    This Digital Government Review of Slovenia explores how the Government of Slovenia could enhance and harness digital government to achieve broader strategic goals. It evaluates the efforts made so far by the Slovenian government in shifting towards a digital government approach by looking at institutional governance, institutional digital talent, public service delivery and the strategic use of data. The review provides policy recommendations to allow Slovenia to make the most of digital technologies to foster a citizen and data-driven administration and to enable and sustain the digital transformation of the public sector.
  • 25-September-2021

    English

    Data-Driven, Information-Enabled Regulatory Delivery

    Industries and businesses are becoming increasingly digital, and the COVID-19 pandemic has further accelerated this trend. Regulators around the world are also experimenting with data-driven tools to apply and enforce rules in a more agile and targeted way. This report maps out several efforts undertaken jointly by the OECD and Italian regulators to develop and use artificial intelligence and machine learning tools in regulatory inspections and enforcement. It provides unique insights into the background processes and structures required for digital tools to perform predictive modelling, risk analysis and classification. It also highlights the challenges such tools bring, both in specific regulatory areas and to the broader goals of regulatory systems.
  • 24-September-2021

    English

    OECD Business and Finance Outlook 2021 - AI in Business and Finance

    The OECD Business and Finance Outlook is an annual publication that presents unique data and analysis on the trends, both positive and negative, that are shaping tomorrow’s world of business, finance and investment. Artificial Intelligence (AI) has progressed rapidly in recent years and is being applied in settings ranging from health care, to scientific research, to financial markets. It offers opportunities, amongst others, to reinforce financial stability, enhance market efficiency and support the implementation of public policy goals. These potential benefits need to be accompanied by appropriate governance frameworks and best practices to mitigate risks that may accompany the deployment of AI systems in both the public and private sphere. Using analysis from a wide range of perspectives, this year’s edition examines the implications arising from the growing importance of AI-powered applications in finance, responsible business conduct, competition, foreign direct investment and regulatory oversight and supervision. It offers guidelines and a number of policy solutions to help policy makers achieve a balance between harvesting the opportunities offered by AI while also mitigating its risks.
  • 24-September-2021

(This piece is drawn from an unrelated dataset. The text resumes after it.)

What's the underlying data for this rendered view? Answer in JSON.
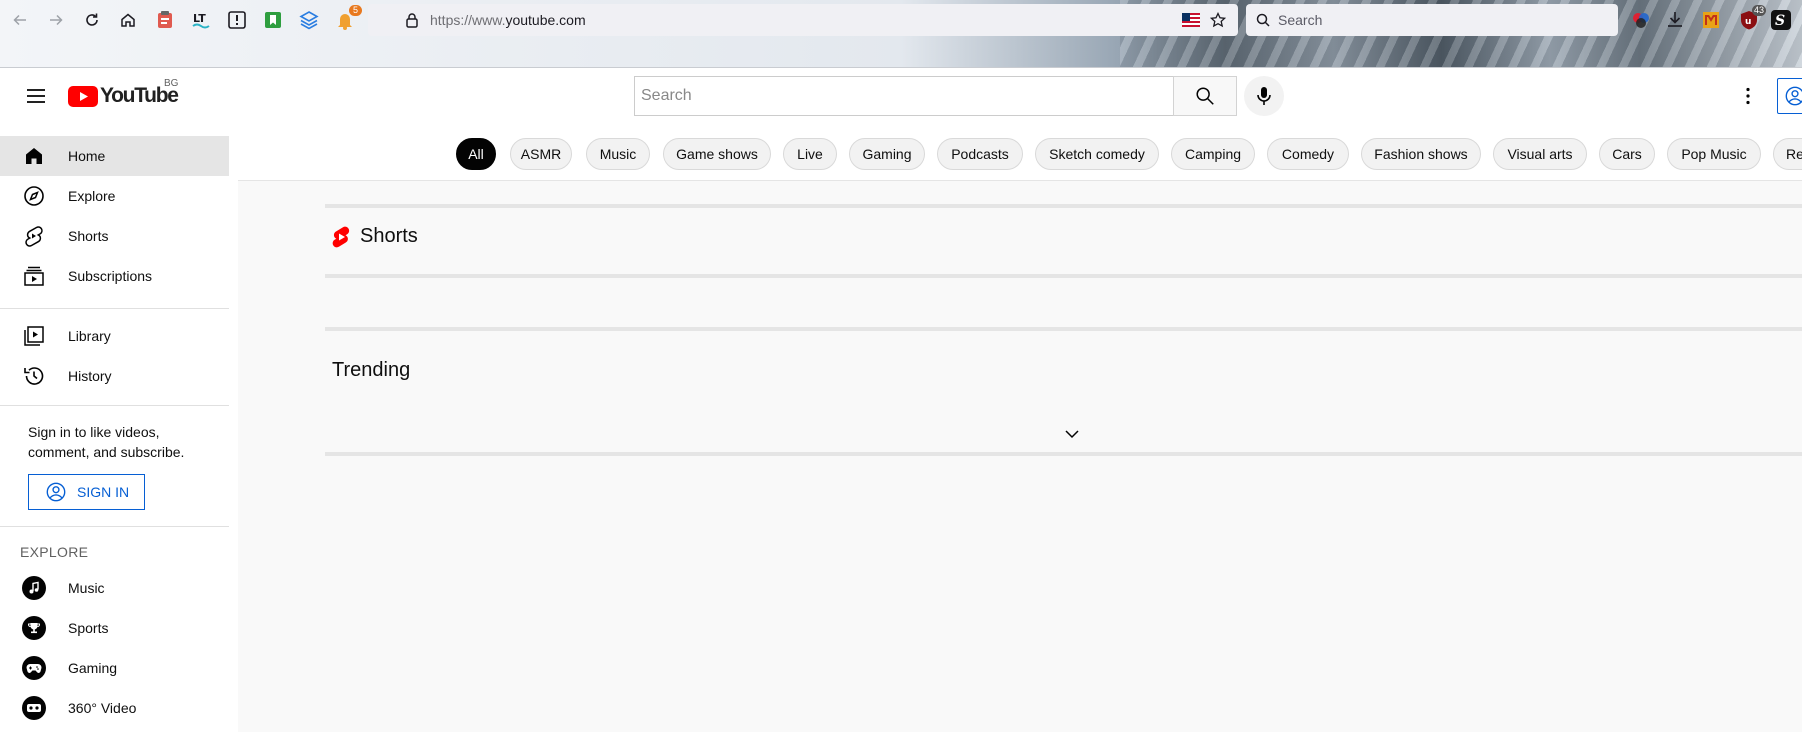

    English

    Broadband policy and technology developments

    The promotion of widespread, affordable, and high-quality broadband is a prerequisite for the digital transformation of economies and societies. Foreseeing the role of broadband as an accelerator of economic, social and cultural development, the OECD adopted the Council Recommendation on Broadband Development in 2004. Since then, important developments have taken place in broadband technologies and markets. As part of the review of the 2004 Recommendation undertaken from 2018 to 2020 and resulting in the adoption of the revised 2021 OECD Council Recommendation on Broadband Connectivity, this report examines the evolution of broadband technologies, policies and regulation to foster broadband developments since 2004 as well as the benefits of, and challenges to, accelerating these developments to further enable digital transformation and inclusive growth.
  • << < 1 | 2 | 3 | 4 | 5 | 6 | 7 | 8 | 9 | 10 > >>